Posted on: February 22, 2024

Forklift Safety: Hazards & Prevention

Forklift Safety: Hazards & Prevention

In warehouses, construction sites, and manufacturing facilities, heavy machinery, like forklifts, are important tools used to move heavy materials more efficiently. Before you ever get into the driver's seat of one of these machines, you must first obtain the necessary training to understand the hazards and prevention methods associated with the work. Continue reading to learn more about the on-the-job hazards forklift drivers face and their solutions.

Forklift Safety Hazards

Forklifts come in various models and types, with operating risks varying based on their make and model. Workplace conditions and surroundings can influence these risks, such as maintaining pedestrian safety in retail locations and causing injuries from unintentional forklift or lift truck accidents.  

Adequate training significantly reduces accidents, while inadequate training can lead to electrocution, falls, amputations, and deaths. OSHA estimates between 35,000 to 62,000 forklift-related injuries annually, with 75 to 100 worker fatalities, or 87 on average.

Top Forklift Hazards and Solutions

When using a forklift or training others, it's important to recognize and limit potential hazards such as:

Blind Spots

Pedestrians and other ground workers are at major risk from forklift blind areas. To avoid any incidents, make sure pedestrians are aware of a forklift's blind spots and limit traffic while the forklift is in use. You should also ensure that the forklift operator is capable of driving backward to avoid any obstructions.

Unsecured Loads

Weight limits and accessories on forklifts ensure your safety and stability, but only when properly used. Unsecured objects can lead to falls and serious injuries. Everyone on the team should understand how to use straps to secure a load. Also, be sure that your crew understands the forklift’s weight limit.

Improper Operation

Although OSHA requires forklift training, misuse can happen. This creates unnecessary hazards to others and potentially causes severe accidents such as collisions or tip-overs. To stop this before it ever happens, make sure everyone on your team is up to date on their OSHA-compliant training. Anyone using the machinery should have a certificate stating that they understand how to operate it.

Poor and Improper Maintenance

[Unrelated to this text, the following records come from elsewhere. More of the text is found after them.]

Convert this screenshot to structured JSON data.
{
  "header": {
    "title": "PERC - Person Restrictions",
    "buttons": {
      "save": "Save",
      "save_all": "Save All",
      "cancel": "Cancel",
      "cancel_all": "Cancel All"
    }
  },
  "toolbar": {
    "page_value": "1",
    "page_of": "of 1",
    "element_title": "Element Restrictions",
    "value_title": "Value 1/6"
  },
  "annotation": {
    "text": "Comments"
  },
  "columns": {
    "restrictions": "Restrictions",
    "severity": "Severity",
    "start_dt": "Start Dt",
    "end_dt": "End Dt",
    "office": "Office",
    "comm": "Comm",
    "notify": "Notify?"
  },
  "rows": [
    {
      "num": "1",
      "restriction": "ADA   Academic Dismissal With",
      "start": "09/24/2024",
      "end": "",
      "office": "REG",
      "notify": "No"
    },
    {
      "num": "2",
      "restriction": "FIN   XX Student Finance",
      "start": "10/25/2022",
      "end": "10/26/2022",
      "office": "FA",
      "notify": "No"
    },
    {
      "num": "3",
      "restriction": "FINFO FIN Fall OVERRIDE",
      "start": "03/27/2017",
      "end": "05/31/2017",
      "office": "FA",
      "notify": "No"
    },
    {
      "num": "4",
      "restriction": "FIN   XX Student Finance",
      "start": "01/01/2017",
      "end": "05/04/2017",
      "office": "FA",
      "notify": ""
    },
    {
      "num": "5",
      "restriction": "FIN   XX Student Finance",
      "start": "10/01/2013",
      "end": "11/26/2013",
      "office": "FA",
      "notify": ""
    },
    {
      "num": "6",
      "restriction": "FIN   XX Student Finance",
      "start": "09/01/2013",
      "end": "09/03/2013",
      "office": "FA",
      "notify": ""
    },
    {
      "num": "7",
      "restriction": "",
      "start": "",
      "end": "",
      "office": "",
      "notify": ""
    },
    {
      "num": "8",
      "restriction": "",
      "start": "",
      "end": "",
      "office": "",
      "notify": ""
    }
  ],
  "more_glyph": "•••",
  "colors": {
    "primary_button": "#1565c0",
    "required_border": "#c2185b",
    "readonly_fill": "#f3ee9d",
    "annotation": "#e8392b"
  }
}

Forklift maintenance is essential to avoid hazards such as worn forks, faulty lights, alarms, or broken chains. Always inspect your forklift after use and perform tests and assessments to verify adequate maintenance. If any problems are discovered, stop using the forklift until the problem is solved.


If pedestrians are unaware they are in a construction zone, they may cause accidents. To avoid any potential hazards, maintain safety tape markings for non-essential staff and clearly mark forklift access points with direct indicators.


Forklift seat belts are intended to protect operators from being crushed in the event of a tip-over. Maintaining seatbelts is critical to avoiding potentially fatal accidents if they get worn or loose. Make sure the seat belts are tight enough to keep the operator securely belted in at all times.

Overhead Obstructions

If there are any low ceilings or low-hanging objects hanging where you are working, these pose a risk to forklift operators. Low-hanging objects might clash with the forklift’s load, or low ceilings may cause the vehicle not to fit. To solve this problem, mark the areas where the forklift can and cannot go and mark the height of any lower ceilings for the operator.

Floor Conditions

Uneven flooring or other improperly paved areas may cause forklift damage. Surfaces that are wet, slippery, or covered with debris also make forklift maneuvering difficult. Make sure the floors are clean before allowing any moving machines to start driving. Housekeeping is critical to ensuring maximum safety.

PPE for Forklift Operators

OSHA mandates employers to provide adequate Personal Protective Equipment (PPE) to forklift operators. The PPE that is most commonly used at workplaces with forklifts are:

  • Hard Hats - Forklift operators face hazards like falling objects and collisions, but tip-overs are the leading cause of death. Wearing a hard hat can prevent head injuries and damage from falling loads.
  • Reflective Vests - Reflective vests are essential PPE since they provide visibility and prevent accidents. Their bright colors make it easier to stay aware of your location.
  • Safety Gloves - Forklift maintenance is crucial for safety, and gloves are essential when handling batteries, as sulfuric acid in batteries can cause chemical burns if contact occurs with the skin.
  • Safety-Toed Footwear - Steel-toed, safety-toed shoes are crucial for operating forklifts as well as handling and maintaining forklift batteries, as they prevent injuries and protect feet from sulfuric acid.

Proper PPE is essential for operating, working in, and maintaining forklifts, as it protects against workplace hazards associated with forklifts.

Get Started on Forklift Training

Being able to recognize hazards and how to prevent them is essential for any forklift driver. A forklift certification course should be completed by all forklift drivers to help reduce workplace accidents and deaths. offers a variety of forklift certification and heavy equipment training courses. Head to our website to enroll today!

Stand Up Forklift - Operator Safety Course Online